Reviewed by Alejandra Ramirez, Fri., Aug. 16, 2019
In 2003, while still lead guitarist for local king Bob Schneider, Billy Harvey would isolate himself on the back of the tour bus and write songs. Sixteen years and a slew of DIY and studio releases later, his sophomore album sees a remastered reissue, vinyl release, and bonus tracks that recapture the singer-songwriter who produced local favorites Dear Danger (2015) and Elephants in the Room (2017).
Properly released in 2004, Pie unveiled a pop panache underlined by an underdog streak that doubles down on juvenile chagrin in "Like a Boy" and the youthful malaise of "Dope Wings." Like Beck and Wilco, the Illinois-born journeyman demonstrated a willingness to explore a plethora of genres funneled into fine-tuned hooks. Harvey's expanding diorama of anthemic rock ("Invisible," "Belly Up") and bare-bones acoustics ("Dealer Plates," "Bluebird") features crafty bass work from his longtime bassist George Reiff, who passed in 2017 from cancer.

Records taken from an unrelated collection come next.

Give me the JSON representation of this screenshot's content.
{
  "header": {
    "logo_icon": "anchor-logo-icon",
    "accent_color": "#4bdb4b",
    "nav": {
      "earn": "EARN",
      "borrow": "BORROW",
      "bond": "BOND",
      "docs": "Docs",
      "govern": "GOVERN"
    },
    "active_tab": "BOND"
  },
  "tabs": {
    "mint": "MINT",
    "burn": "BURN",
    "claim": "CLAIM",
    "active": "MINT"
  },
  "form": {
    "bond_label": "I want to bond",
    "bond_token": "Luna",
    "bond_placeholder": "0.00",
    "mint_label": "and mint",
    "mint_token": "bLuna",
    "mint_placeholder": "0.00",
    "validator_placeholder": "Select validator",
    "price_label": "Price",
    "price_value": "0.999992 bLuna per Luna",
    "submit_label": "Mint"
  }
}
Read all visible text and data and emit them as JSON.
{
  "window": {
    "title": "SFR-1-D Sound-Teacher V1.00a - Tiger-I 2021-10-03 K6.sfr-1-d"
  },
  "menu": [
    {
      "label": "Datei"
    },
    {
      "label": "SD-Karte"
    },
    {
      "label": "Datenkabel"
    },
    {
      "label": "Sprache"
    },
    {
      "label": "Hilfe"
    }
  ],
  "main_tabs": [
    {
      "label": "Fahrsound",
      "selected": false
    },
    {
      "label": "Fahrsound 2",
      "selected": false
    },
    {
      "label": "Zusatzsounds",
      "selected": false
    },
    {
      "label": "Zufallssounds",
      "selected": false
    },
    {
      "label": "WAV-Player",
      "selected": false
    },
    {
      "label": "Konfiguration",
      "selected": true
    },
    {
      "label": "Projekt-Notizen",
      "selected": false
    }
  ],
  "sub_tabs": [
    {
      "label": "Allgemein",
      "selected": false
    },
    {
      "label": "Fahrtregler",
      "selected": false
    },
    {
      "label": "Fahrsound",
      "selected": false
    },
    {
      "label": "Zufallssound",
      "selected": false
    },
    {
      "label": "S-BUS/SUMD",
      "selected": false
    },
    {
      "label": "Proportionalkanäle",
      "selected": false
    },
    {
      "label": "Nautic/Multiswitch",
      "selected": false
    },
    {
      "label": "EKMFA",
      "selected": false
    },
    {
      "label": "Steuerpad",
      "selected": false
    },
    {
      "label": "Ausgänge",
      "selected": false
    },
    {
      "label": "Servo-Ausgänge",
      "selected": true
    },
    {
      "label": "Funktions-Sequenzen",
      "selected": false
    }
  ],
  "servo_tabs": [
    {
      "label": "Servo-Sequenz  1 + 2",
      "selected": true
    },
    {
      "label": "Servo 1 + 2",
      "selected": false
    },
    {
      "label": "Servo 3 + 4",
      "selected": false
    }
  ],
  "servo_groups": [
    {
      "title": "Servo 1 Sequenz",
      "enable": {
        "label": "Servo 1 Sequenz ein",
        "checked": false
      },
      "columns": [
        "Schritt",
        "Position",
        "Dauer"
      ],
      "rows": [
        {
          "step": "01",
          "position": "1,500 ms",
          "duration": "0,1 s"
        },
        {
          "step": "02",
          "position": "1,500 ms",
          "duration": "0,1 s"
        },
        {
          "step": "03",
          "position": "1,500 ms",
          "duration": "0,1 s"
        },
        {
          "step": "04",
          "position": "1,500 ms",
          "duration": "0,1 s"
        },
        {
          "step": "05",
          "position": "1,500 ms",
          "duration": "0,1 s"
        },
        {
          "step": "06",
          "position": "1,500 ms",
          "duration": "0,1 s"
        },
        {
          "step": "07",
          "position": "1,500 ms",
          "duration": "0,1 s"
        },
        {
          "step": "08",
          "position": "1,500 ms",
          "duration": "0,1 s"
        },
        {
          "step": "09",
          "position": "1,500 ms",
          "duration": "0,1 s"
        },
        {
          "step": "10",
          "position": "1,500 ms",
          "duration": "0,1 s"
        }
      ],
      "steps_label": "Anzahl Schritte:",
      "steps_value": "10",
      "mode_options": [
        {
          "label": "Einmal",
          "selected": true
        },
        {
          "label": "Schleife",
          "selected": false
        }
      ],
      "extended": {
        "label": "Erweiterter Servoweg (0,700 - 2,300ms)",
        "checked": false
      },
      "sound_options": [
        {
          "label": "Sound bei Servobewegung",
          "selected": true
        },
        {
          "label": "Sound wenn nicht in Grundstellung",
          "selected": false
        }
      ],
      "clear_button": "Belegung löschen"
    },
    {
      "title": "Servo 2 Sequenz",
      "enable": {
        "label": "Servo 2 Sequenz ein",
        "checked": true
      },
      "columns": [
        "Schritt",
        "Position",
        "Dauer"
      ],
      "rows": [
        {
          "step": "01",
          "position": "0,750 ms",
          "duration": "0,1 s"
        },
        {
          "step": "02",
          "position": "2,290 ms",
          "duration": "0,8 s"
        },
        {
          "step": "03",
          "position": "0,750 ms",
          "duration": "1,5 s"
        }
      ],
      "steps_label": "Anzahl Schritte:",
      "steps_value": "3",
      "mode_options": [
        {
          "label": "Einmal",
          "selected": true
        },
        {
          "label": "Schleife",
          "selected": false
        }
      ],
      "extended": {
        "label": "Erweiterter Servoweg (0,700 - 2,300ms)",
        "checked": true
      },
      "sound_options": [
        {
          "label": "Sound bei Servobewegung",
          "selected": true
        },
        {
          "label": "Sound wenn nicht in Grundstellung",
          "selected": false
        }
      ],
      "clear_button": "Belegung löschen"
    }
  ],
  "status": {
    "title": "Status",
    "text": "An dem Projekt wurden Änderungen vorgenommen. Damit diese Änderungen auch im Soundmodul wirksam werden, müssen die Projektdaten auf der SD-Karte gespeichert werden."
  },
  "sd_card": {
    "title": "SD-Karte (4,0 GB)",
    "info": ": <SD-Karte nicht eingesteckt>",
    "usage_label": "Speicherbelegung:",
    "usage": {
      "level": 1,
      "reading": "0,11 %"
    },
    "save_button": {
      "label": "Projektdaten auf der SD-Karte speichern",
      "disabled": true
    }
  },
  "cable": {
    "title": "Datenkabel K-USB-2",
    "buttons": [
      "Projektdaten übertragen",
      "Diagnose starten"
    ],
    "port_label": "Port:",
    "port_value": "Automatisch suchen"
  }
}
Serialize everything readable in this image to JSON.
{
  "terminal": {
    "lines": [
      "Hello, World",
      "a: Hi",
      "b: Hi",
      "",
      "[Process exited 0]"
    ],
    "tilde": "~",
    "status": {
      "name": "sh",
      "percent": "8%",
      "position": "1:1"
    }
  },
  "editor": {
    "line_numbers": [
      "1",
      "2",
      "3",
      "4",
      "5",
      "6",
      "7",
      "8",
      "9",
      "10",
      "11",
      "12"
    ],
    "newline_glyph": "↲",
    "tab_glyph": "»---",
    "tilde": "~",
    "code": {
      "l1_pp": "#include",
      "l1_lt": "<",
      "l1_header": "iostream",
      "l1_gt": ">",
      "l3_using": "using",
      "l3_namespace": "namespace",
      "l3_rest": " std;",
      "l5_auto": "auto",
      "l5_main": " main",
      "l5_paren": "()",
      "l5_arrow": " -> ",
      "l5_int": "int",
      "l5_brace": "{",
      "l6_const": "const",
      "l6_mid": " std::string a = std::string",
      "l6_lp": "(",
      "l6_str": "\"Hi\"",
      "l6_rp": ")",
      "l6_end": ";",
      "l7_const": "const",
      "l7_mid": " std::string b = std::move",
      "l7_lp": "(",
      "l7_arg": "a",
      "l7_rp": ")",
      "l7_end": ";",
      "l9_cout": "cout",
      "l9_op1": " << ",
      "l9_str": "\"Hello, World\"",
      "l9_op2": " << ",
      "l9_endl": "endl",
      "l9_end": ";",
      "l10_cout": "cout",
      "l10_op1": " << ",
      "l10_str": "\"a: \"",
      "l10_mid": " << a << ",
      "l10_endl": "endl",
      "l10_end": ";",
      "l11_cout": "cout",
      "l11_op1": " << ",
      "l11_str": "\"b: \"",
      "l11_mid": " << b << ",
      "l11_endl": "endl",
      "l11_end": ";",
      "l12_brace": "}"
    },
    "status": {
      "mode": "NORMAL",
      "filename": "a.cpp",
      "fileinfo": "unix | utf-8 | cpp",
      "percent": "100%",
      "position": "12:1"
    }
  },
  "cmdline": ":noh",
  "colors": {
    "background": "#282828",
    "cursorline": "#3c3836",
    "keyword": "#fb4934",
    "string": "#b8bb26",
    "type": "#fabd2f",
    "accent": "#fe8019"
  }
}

Zealous naivete threads opener "Stupid Daniel" as lo-fi electronics and overdriven thumps segue into staccato bass backbone and R2-D2 blips in "Piggyback Ride." His lurching warble and free-flow insouciance seesaw with repetitive bass fuzz, evincing a catatonic cool in "Dope Wings," while twofer "Supergrey" and "Barnaby Jonze" bends to his neurotic synth play, Ambien-dosed flows, and jaunty piano lines. Through idiosyncratic left turns into Americana addled The Arsonist in 2018, Pie now ranks toward the top of Austin's unsung treasures.